You had those remixes for Super Furry Animals as well, as Force Unknown? “I know Dafydd and Guto quite well, they used to come to Grassroots and we used to jam, and I’d see Cian quite a lot, and I bumped into him one day and he was like “do you want to do some remixes?” and I was like “yeah okay!” And later that day he came over to my house with four CDs, each with multitracks of one song, like “here’s the tracks” – he literally said: “Do what you want with it.” Those remixes are like nothing I’ve ever made before, kind of slowed-down tempo, just seeing how I could complement the band. I’m still quite proud of what I did there, I didn’t follow any set idea. I still listen to them. It was released on DVD and it was such a great thing. I think it was the first album released on and I was really grateful for the opportunity. It was the Rings Around The World album. And I did three remixes. Whenever I see them I’m like “thanks a lot!” They’re so talented and they’re the most down to earth people you’ll ever meet.”

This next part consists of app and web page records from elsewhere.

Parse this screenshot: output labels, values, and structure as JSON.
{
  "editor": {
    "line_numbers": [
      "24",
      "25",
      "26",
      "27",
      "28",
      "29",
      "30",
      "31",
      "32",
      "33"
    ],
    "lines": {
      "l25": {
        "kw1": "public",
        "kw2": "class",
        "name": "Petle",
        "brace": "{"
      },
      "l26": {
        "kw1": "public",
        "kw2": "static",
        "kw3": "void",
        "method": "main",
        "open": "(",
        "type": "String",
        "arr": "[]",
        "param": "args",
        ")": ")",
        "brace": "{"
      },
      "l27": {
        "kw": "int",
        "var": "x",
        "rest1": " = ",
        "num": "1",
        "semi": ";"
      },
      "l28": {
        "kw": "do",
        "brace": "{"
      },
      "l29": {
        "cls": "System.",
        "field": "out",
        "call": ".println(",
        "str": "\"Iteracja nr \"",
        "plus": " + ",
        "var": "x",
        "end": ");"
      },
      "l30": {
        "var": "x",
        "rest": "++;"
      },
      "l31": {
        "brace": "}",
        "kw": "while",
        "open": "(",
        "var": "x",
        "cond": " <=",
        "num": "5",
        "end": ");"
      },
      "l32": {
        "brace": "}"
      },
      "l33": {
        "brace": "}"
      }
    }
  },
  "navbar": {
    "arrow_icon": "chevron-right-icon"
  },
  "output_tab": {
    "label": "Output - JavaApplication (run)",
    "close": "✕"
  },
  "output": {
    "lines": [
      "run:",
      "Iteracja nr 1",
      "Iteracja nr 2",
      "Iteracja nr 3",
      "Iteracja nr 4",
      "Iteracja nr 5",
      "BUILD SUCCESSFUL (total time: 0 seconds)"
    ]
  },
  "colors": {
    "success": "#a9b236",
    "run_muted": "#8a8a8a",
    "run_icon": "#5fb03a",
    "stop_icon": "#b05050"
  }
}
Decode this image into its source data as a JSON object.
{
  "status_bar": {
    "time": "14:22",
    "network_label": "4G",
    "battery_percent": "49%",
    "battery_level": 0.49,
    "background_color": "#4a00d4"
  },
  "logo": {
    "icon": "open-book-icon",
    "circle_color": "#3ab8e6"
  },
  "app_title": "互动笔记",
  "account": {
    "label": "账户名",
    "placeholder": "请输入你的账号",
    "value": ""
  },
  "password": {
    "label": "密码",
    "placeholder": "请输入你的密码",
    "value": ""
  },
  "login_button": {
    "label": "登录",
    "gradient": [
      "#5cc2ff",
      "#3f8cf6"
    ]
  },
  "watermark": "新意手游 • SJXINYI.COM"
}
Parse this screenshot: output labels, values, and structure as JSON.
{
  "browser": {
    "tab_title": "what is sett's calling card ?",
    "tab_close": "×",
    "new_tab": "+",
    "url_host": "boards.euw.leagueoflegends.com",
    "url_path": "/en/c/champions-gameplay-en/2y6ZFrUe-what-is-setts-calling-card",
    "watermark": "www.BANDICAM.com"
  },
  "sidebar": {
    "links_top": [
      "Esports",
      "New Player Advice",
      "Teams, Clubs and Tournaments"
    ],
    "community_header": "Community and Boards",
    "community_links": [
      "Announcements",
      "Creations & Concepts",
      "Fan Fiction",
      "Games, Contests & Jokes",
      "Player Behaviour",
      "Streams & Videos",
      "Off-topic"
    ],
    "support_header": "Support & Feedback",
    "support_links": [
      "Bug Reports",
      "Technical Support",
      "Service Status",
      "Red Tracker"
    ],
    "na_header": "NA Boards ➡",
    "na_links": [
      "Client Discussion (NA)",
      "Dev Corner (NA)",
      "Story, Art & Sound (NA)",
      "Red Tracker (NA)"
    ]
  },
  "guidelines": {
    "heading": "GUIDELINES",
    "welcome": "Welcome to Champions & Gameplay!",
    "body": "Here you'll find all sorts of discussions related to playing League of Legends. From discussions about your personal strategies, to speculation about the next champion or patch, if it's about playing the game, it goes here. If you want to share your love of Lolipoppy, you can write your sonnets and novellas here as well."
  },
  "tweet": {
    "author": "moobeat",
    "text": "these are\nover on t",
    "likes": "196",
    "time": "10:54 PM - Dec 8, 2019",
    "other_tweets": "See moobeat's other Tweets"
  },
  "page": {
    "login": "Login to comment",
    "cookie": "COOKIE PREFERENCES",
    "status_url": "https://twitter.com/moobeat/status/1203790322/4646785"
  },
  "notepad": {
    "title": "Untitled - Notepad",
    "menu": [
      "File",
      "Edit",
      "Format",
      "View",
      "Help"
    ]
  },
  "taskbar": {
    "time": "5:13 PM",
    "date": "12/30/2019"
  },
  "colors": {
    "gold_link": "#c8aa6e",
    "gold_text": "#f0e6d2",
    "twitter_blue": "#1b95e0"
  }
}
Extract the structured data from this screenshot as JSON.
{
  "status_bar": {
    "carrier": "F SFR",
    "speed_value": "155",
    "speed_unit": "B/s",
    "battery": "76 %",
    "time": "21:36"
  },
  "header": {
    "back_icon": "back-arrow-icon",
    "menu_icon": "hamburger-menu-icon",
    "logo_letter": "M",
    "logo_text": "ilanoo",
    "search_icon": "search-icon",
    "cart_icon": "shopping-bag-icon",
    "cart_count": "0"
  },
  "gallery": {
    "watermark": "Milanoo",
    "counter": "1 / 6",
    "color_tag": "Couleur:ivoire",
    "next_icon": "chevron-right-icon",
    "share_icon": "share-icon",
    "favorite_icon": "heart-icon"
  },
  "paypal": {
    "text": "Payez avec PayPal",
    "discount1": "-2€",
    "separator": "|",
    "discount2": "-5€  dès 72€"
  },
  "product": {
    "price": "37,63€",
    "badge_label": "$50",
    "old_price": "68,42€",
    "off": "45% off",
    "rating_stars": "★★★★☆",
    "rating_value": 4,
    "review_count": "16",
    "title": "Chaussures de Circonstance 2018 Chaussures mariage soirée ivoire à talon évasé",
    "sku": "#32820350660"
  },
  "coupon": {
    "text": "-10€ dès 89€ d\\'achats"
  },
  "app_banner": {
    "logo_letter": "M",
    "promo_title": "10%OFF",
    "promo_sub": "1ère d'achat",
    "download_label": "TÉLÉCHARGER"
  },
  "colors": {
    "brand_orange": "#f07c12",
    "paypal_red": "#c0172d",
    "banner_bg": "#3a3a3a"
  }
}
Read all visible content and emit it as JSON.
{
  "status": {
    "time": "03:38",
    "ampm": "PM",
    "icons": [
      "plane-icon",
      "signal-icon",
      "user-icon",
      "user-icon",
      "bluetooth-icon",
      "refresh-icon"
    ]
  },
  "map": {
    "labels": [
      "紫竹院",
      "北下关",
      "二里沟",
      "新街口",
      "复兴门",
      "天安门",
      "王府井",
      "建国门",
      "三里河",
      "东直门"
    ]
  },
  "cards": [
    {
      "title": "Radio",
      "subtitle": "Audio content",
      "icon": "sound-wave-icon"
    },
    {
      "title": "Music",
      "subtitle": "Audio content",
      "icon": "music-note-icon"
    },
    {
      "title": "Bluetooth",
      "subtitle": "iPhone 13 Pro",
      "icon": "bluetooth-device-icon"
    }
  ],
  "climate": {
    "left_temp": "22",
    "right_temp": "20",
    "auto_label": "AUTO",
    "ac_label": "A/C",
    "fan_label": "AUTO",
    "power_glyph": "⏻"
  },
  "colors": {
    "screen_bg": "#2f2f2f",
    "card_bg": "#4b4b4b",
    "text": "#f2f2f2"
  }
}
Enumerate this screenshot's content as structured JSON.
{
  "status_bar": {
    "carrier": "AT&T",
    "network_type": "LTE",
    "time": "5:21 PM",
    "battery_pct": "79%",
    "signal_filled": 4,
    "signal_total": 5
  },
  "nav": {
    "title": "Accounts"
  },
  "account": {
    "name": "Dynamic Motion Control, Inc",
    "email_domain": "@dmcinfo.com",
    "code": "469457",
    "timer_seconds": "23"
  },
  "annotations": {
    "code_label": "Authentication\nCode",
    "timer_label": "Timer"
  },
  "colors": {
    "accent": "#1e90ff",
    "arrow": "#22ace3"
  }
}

You mentioned possible collaborations or releases with Elmono and MGUN, and I was just wondering if anything was happening there? “I speak to Manuel [MGUN] now and again, he’s had a baby girl actually. I haven’t spoken to him that much, obviously I’ve got my son as well. Just time seems to be whizzing by. I still see Joel, Elmono, him and Stagga have a really nice studio in Cardiff so I pop down there whenever I can, but I haven’t been down there for a little while. We were making some stuff, and definitely we will do that in the future but I’ve just not really had a huge amount of time. I’d love to do some collaboration with people. I might get in touch with Manuel and send him some beats, it would be great to have some ideas off him. I’ve always really admired his stuff.” He’s kind of like yourself in that he’s got a wide range of styles that he can tap in and out of. “I’m constantly impressed with the music he’s making, I bought his album straight away when it came out. Every track was great. And he’s always been a big admirer of my music, which I’m really flattered by. Since I first put my stuff on Soundcloud, he’s given me some good feedback. It really spurred me on to keep making more stuff.”

You said that you DJed weekly until about 2003, what happened there?  “I never really stopped, I was doing a lot of stuff, when I finished DJing around that time, I think it was maybe 2001, my father became terminally ill, which was a really difficult time. My father was a big inspiration to me, he was a jazz/blues guitarist, and I was DJing a lot with High Contrast and that whole drum & bass scene was exploding, I just needed to take a bit of a step back really. Try and spend more time producing stuff, listening to all kinds of stuff. There was no real reason; it’s good to have a pause. I’m not resident DJ anywhere at the minute, though I’ve got a gig in Cardiff on October 28, and I’m playing in Bristol, The Island, on November 4 with Batu.

“I never plan a set. I think planning your record box is the nearest thing to planning a set, but I never know what I’m going to play first. When I’m DJing I generally pull out roughly what I might be playing next, you try and plan one or two records ahead maybe, but I like the excitement of not knowing what you’re going to do. You surprise yourself with mixes that happen. I really enjoy that aspect of it. I used to teach DJing to young kids quite a lot with an organisation called Community Music Wales. We’d go to parks, set up decks and teach kids mixing. And I’d be like: “You’ve got 10 records, and you’ve got one record, and you can mix that with the other nine and make it sound different each time.” I think that’s totally true, the idea of blending two songs together and seeing what can happen. They’re like tools really.”

Aidan Hanratty

Dublin ...